━━━ Data supplied

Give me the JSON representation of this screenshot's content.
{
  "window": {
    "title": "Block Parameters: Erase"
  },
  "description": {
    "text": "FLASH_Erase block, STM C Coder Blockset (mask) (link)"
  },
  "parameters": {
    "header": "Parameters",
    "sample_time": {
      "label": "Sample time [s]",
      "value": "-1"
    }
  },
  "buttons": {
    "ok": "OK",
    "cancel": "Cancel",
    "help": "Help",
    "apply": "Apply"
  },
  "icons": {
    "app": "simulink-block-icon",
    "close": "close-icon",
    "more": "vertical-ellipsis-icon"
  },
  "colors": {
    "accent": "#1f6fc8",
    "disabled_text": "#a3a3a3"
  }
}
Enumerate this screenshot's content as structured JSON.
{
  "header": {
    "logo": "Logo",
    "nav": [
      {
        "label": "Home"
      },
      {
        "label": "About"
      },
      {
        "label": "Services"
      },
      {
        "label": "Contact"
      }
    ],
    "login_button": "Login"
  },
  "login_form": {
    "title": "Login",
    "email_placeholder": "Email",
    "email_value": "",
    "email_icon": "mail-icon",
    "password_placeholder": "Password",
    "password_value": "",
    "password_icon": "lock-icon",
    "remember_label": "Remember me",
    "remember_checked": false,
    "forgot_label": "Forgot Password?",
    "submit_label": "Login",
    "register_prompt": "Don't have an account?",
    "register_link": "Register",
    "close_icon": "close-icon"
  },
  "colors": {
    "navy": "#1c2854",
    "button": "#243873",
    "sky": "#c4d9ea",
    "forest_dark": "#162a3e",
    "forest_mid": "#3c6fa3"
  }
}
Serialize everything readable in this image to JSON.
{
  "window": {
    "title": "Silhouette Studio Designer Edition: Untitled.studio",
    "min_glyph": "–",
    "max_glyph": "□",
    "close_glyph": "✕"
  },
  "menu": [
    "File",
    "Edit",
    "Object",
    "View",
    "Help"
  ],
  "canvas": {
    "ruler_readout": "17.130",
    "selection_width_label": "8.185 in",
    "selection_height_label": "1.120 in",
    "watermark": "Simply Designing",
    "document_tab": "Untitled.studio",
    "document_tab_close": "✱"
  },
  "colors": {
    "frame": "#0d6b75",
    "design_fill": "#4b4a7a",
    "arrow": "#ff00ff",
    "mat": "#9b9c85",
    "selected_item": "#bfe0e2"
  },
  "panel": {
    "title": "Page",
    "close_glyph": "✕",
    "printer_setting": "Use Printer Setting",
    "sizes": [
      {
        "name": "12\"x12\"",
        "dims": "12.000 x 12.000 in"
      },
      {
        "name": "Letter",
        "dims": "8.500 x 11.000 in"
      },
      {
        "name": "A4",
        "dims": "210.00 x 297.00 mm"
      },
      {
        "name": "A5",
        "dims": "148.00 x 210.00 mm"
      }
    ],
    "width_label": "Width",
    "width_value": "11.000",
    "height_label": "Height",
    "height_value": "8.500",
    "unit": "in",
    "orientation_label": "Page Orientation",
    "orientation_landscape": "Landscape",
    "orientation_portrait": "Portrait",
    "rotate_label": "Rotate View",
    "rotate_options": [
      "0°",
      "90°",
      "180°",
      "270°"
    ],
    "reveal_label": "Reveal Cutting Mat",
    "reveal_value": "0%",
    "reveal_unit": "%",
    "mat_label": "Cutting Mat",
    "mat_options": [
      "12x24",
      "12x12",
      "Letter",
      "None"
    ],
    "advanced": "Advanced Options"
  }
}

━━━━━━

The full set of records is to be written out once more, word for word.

= Final answer =
Give me the JSON representation of this screenshot's content.
{
  "window": {
    "title": "Block Parameters: Erase"
  },
  "description": {
    "text": "FLASH_Erase block, STM C Coder Blockset (mask) (link)"
  },
  "parameters": {
    "header": "Parameters",
    "sample_time": {
      "label": "Sample time [s]",
      "value": "-1"
    }
  },
  "buttons": {
    "ok": "OK",
    "cancel": "Cancel",
    "help": "Help",
    "apply": "Apply"
  },
  "icons": {
    "app": "simulink-block-icon",
    "close": "close-icon",
    "more": "vertical-ellipsis-icon"
  },
  "colors": {
    "accent": "#1f6fc8",
    "disabled_text": "#a3a3a3"
  }
}
Enumerate this screenshot's content as structured JSON.
{
  "header": {
    "logo": "Logo",
    "nav": [
      {
        "label": "Home"
      },
      {
        "label": "About"
      },
      {
        "label": "Services"
      },
      {
        "label": "Contact"
      }
    ],
    "login_button": "Login"
  },
  "login_form": {
    "title": "Login",
    "email_placeholder": "Email",
    "email_value": "",
    "email_icon": "mail-icon",
    "password_placeholder": "Password",
    "password_value": "",
    "password_icon": "lock-icon",
    "remember_label": "Remember me",
    "remember_checked": false,
    "forgot_label": "Forgot Password?",
    "submit_label": "Login",
    "register_prompt": "Don't have an account?",
    "register_link": "Register",
    "close_icon": "close-icon"
  },
  "colors": {
    "navy": "#1c2854",
    "button": "#243873",
    "sky": "#c4d9ea",
    "forest_dark": "#162a3e",
    "forest_mid": "#3c6fa3"
  }
}
Serialize everything readable in this image to JSON.
{
  "window": {
    "title": "Silhouette Studio Designer Edition: Untitled.studio",
    "min_glyph": "–",
    "max_glyph": "□",
    "close_glyph": "✕"
  },
  "menu": [
    "File",
    "Edit",
    "Object",
    "View",
    "Help"
  ],
  "canvas": {
    "ruler_readout": "17.130",
    "selection_width_label": "8.185 in",
    "selection_height_label": "1.120 in",
    "watermark": "Simply Designing",
    "document_tab": "Untitled.studio",
    "document_tab_close": "✱"
  },
  "colors": {
    "frame": "#0d6b75",
    "design_fill": "#4b4a7a",
    "arrow": "#ff00ff",
    "mat": "#9b9c85",
    "selected_item": "#bfe0e2"
  },
  "panel": {
    "title": "Page",
    "close_glyph": "✕",
    "printer_setting": "Use Printer Setting",
    "sizes": [
      {
        "name": "12\"x12\"",
        "dims": "12.000 x 12.000 in"
      },
      {
        "name": "Letter",
        "dims": "8.500 x 11.000 in"
      },
      {
        "name": "A4",
        "dims": "210.00 x 297.00 mm"
      },
      {
        "name": "A5",
        "dims": "148.00 x 210.00 mm"
      }
    ],
    "width_label": "Width",
    "width_value": "11.000",
    "height_label": "Height",
    "height_value": "8.500",
    "unit": "in",
    "orientation_label": "Page Orientation",
    "orientation_landscape": "Landscape",
    "orientation_portrait": "Portrait",
    "rotate_label": "Rotate View",
    "rotate_options": [
      "0°",
      "90°",
      "180°",
      "270°"
    ],
    "reveal_label": "Reveal Cutting Mat",
    "reveal_value": "0%",
    "reveal_unit": "%",
    "mat_label": "Cutting Mat",
    "mat_options": [
      "12x24",
      "12x12",
      "Letter",
      "None"
    ],
    "advanced": "Advanced Options"
  }
}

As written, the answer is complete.